Conservative estimates tell us that there are roughly 2.5 trillion barrels of oil in the world's oil shale deposits and 1.5 trillion of those barrels are in Colorado, Utah and Wyoming. Experts have determined that the United States has 21.8 billion barrels of proven crude oil reserves and trillions more cubic meters of natural gas.
If we sensibly develop the massive amounts of oil and gas reserves buried miles beneath Northern Colorado, the Centennial State stands to lead the way in America's pursuit of energy independence.
The key word, as usual, is IF.
Unfortunately, Colorado citizens are being subjected to a false dichotomy that does little more than further our cultural addiction to divisiveness. A select few want us to believe that either you accept every hysterical assertion of the greens and join the 'moratorium' fad or, you are a mind numbed supporter of the oil industry.
As we all know, extremists have launched an all out political and theatrical assault on the natural resource industry. Their campaign is complete with scare tactics, inflammatory rhetoric and politically correct propaganda. Their game plan is simple - arouse public unrest with a spectrum of allegations (inevitable earthquakes, contamination of drinking water, uncontrolled pollution etc...) and intimidate local officials into policies that undermine America's future. And that is not a joke.
Rather than drink the latest cool-aide served up by the far left and far right alike, let's do what Colorado does best - take an objective, data driven approach to the issues at hand and implement public policies that provide a sensible vision for our future.
First, we need to ensure that the development of our oil and gas reserves is done in a safe and efficient fashion. As Governor Hickenlooper has mentioned time and time again, Colorado has the nation's toughest and most comprehensive regulations in the nation. Since 2008 when our regulations underwent a much needed upgrade, not a single incident of ground water contamination has occurred. In reality, the oil and gas industry is one of the most heavily regulated sectors of our economy.

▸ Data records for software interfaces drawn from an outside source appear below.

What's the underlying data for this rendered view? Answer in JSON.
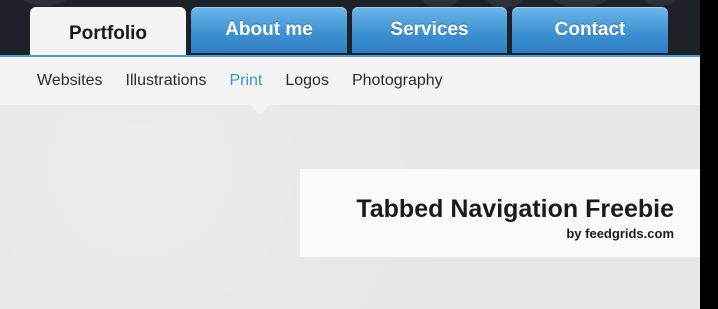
{
  "tabs": [
    {
      "label": "Portfolio",
      "active": true
    },
    {
      "label": "About me",
      "active": false
    },
    {
      "label": "Services",
      "active": false
    },
    {
      "label": "Contact",
      "active": false
    }
  ],
  "subnav": {
    "items": [
      "Websites",
      "Illustrations",
      "Print",
      "Logos",
      "Photography"
    ],
    "current": "Print"
  },
  "banner": {
    "title": "Tabbed Navigation Freebie",
    "subtitle": "by feedgrids.com"
  },
  "colors": {
    "accent": "#3f93d4",
    "tab_blue": "#3b8fd1",
    "background_dark": "#1e2127",
    "content_bg": "#e6e6e6"
  }
}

Over the course of my service as Mayor and as the Chairman of the Weld County Planning Commission, local jurisdictions have effectively established appropriate safe guards and development conditions. The assertion that more involvement/regulation from the State and/or Federal government is another solution looking for a problem.
Additionally, Colorado would be well served to reconsider the formula for distribution of severance tax revenues. The Colorado Oil and Gas Association tells us that the oil and gas industry pays over 90 percent of these severance tax dollars, of which a portion is directly distributed to local Colorado communities. According to the Colorado Department of Local Affairs, northern Colorado cities and towns receive anywhere from $60,000 to $90,000 annually. I suggest that, in the spirit of fairness, when a community enacts a moratorium, there should also be a moratorium on their receipt of the corresponding tax revenues.
There is no doubt that Colorado has the potential to lead America toward energy independence. Level headed Coloradans know that the path forward requires us to navigate the risks, costs and opportunities of energy development with common sense and vision - not hyperbole, self righteous moratoriums and Hollywood rhetoric. America is counting on us to win our resource future and I am confident that once we leave the partisan talking points behind, we will deliver.